It has been nearly fifteen years since that night, and in that time, I have seen so many incredible things on my highway. I’ve been fortunate enough to witness them in the moments I’ve driven sober or with a caring, patient driver at my side. I’ve learned all those incredible things are wrought from love, not fear. I’ve seen it, I’ve felt it; it has been proven to me. Therefore, I can learn to trust it.

I can lean away from fear and into loving my life much like I did my father in his summer of sobriety. I can pick up where he left off and see the opportunities he sensed to fruition. I can honor his understandable failure by continuing to try.

Many of our cultures make much of the sins of the father and how we are all doomed to repeat them. I call bullshit! That notion has the same root logic as that behind every reheated reboot shoved down our throats by lazy old-guard media executives who have yet to realize that there are so many more stories to tell. We don’t need Roseanne! Look how that turned out!

Harvard philosopher George Santayana coined the popular aphorism, “those who cannot remember the past are condemned to repeat it.” It reads as more doom-mongering over sins that stain our history. This quote is often mis-attributed to Irish parliamentarian Edmund Burke, who actually said, ”people will not look forward to posterity, who never look backward to their ancestors.” And that’s more like it.

Can we learn from all that went wrong to guide us towards all that is right and bright and full of light and joy?

Can I?

I believe so. I must believe so.

I did not drink for a month.

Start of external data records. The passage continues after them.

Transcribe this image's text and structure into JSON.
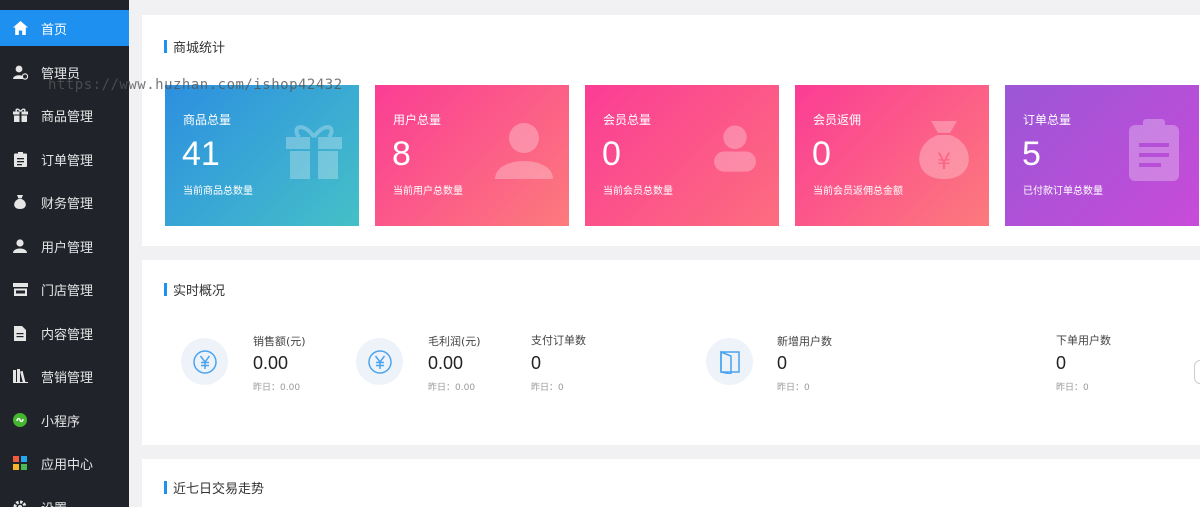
{
  "sidebar": {
    "items": [
      {
        "label": "首页",
        "icon": "home-icon",
        "active": true
      },
      {
        "label": "管理员",
        "icon": "user-gear-icon"
      },
      {
        "label": "商品管理",
        "icon": "gift-icon"
      },
      {
        "label": "订单管理",
        "icon": "clipboard-icon"
      },
      {
        "label": "财务管理",
        "icon": "money-bag-icon"
      },
      {
        "label": "用户管理",
        "icon": "user-icon"
      },
      {
        "label": "门店管理",
        "icon": "store-icon"
      },
      {
        "label": "内容管理",
        "icon": "document-icon"
      },
      {
        "label": "营销管理",
        "icon": "books-icon"
      },
      {
        "label": "小程序",
        "icon": "mini-program-icon"
      },
      {
        "label": "应用中心",
        "icon": "apps-icon"
      },
      {
        "label": "设置",
        "icon": "gear-icon"
      }
    ]
  },
  "watermark": "https://www.huzhan.com/ishop42432",
  "mall_stats": {
    "title": "商城统计",
    "cards": [
      {
        "title": "商品总量",
        "value": "41",
        "sub": "当前商品总数量",
        "icon": "gift-icon",
        "gradient": [
          "#2d8fe0",
          "#45c0c8"
        ]
      },
      {
        "title": "用户总量",
        "value": "8",
        "sub": "当前用户总数量",
        "icon": "user-icon",
        "gradient": [
          "#fb3d95",
          "#fc7a7c"
        ]
      },
      {
        "title": "会员总量",
        "value": "0",
        "sub": "当前会员总数量",
        "icon": "member-icon",
        "gradient": [
          "#fb3d95",
          "#fc6d7e"
        ]
      },
      {
        "title": "会员返佣",
        "value": "0",
        "sub": "当前会员返佣总金额",
        "icon": "money-bag-icon",
        "gradient": [
          "#fb3d95",
          "#fc7a7c"
        ]
      },
      {
        "title": "订单总量",
        "value": "5",
        "sub": "已付款订单总数量",
        "icon": "clipboard-icon",
        "gradient": [
          "#9b56d6",
          "#c84bd9"
        ]
      }
    ]
  },
  "realtime": {
    "title": "实时概况",
    "items": [
      {
        "label": "销售额(元)",
        "value": "0.00",
        "prev": "昨日：0.00",
        "icon": "yuan-icon"
      },
      {
        "label": "毛利润(元)",
        "value": "0.00",
        "prev": "昨日：0.00",
        "icon": "yuan-icon"
      },
      {
        "label": "支付订单数",
        "value": "0",
        "prev": "昨日：0"
      },
      {
        "label": "新增用户数",
        "value": "0",
        "prev": "昨日：0",
        "icon": "door-icon"
      },
      {
        "label": "下单用户数",
        "value": "0",
        "prev": "昨日：0"
      }
    ]
  },
  "trend": {
    "title": "近七日交易走势"
  }
}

I very well may drink again. If I do, I believe I will do so no longer thinking it a cure-all for what ails me or an essential and excusable part of my adult life.

In the meantime, I am going to remain sober as I continue to unpack and process all that the experience affords me. Sometimes I have fear and sometimes I feel pain, but love gives me faith it will pass. That has helped me find presence with the pleasure of my life and all the love inherent as best I can.

Cheers to that.